(Data excerpts)
================================

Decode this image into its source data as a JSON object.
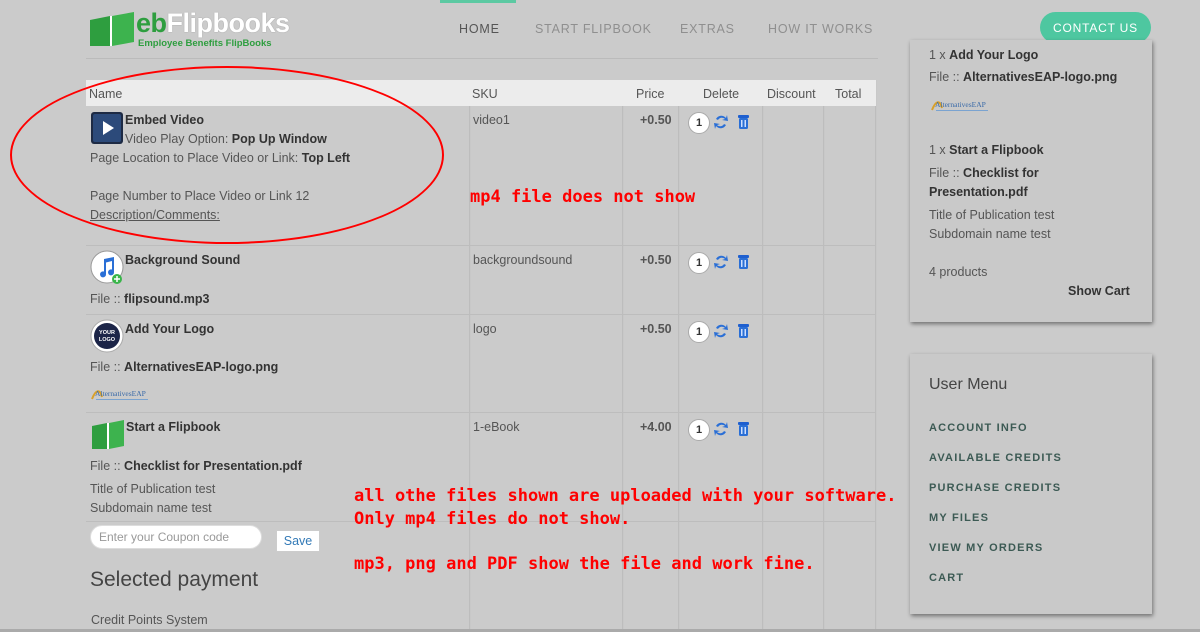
{
  "brand": {
    "logo_eb": "eb",
    "logo_flipbooks": "Flipbooks",
    "logo_subtitle": "Employee Benefits FlipBooks",
    "accent": "#4ec7a0",
    "logo_green": "#2e9e3f"
  },
  "nav": {
    "items": [
      "HOME",
      "START FLIPBOOK",
      "EXTRAS",
      "HOW IT WORKS"
    ],
    "active": "HOME",
    "contact": "CONTACT US"
  },
  "table": {
    "headers": [
      "Name",
      "SKU",
      "Price",
      "Delete",
      "Discount",
      "Total"
    ],
    "rows": [
      {
        "title": "Embed Video",
        "icon": "video-play-icon",
        "option_label": "Video Play Option:",
        "option_value": "Pop Up Window",
        "location_label": "Page Location to Place Video or Link:",
        "location_value": "Top Left",
        "page_number": "Page Number to Place Video or Link 12",
        "comments": "Description/Comments:",
        "sku": "video1",
        "price": "+0.50",
        "qty": "1"
      },
      {
        "title": "Background Sound",
        "icon": "music-note-icon",
        "file_label": "File ::",
        "file_value": "flipsound.mp3",
        "sku": "backgroundsound",
        "price": "+0.50",
        "qty": "1"
      },
      {
        "title": "Add Your Logo",
        "icon": "your-logo-icon",
        "icon_text": "YOUR LOGO",
        "file_label": "File ::",
        "file_value": "AlternativesEAP-logo.png",
        "thumb_text": "AlternativesEAP",
        "sku": "logo",
        "price": "+0.50",
        "qty": "1"
      },
      {
        "title": "Start a Flipbook",
        "icon": "flipbook-icon",
        "file_label": "File ::",
        "file_value": "Checklist for Presentation.pdf",
        "publication": "Title of Publication test",
        "subdomain": "Subdomain name test",
        "sku": "1-eBook",
        "price": "+4.00",
        "qty": "1"
      }
    ]
  },
  "coupon": {
    "placeholder": "Enter your Coupon code",
    "save": "Save"
  },
  "payment": {
    "title": "Selected payment",
    "method": "Credit Points System"
  },
  "mini_cart": {
    "line1_qty": "1 x",
    "line1_title": "Add Your Logo",
    "line1_file_label": "File ::",
    "line1_file": "AlternativesEAP-logo.png",
    "thumb_text": "AlternativesEAP",
    "line2_qty": "1 x",
    "line2_title": "Start a Flipbook",
    "line2_file_label": "File ::",
    "line2_file_a": "Checklist for",
    "line2_file_b": "Presentation.pdf",
    "publication": "Title of Publication test",
    "subdomain": "Subdomain name test",
    "count": "4 products",
    "show_cart": "Show Cart"
  },
  "user_menu": {
    "title": "User Menu",
    "items": [
      "ACCOUNT INFO",
      "AVAILABLE CREDITS",
      "PURCHASE CREDITS",
      "MY FILES",
      "VIEW MY ORDERS",
      "CART"
    ]
  },
  "annotations": {
    "mp4_note": "mp4 file does not show",
    "line1": "all othe files shown are uploaded with your software.",
    "line2": "Only mp4 files do not show.",
    "line3": "mp3, png and PDF show the file and work fine.",
    "color": "#ff0000"
  }
}
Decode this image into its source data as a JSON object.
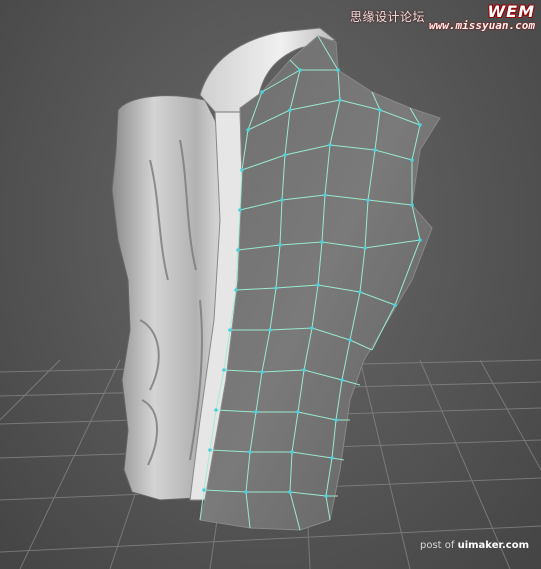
{
  "watermarks": {
    "top_cn": "思缘设计论坛",
    "top_brand": "WEM",
    "top_domain": "www.missyuan.com",
    "bottom_prefix": "post of",
    "bottom_site": "uimaker.com"
  },
  "colors": {
    "wire": "#9cf0d0",
    "vertex": "#4fd0e0",
    "sculpt_light": "#c8c8c8",
    "sculpt_dark": "#707070",
    "grid": "#8a8a8a"
  }
}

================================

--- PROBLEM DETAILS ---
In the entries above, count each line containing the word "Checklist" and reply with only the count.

--- ANSWER FOR THE TASK ---
2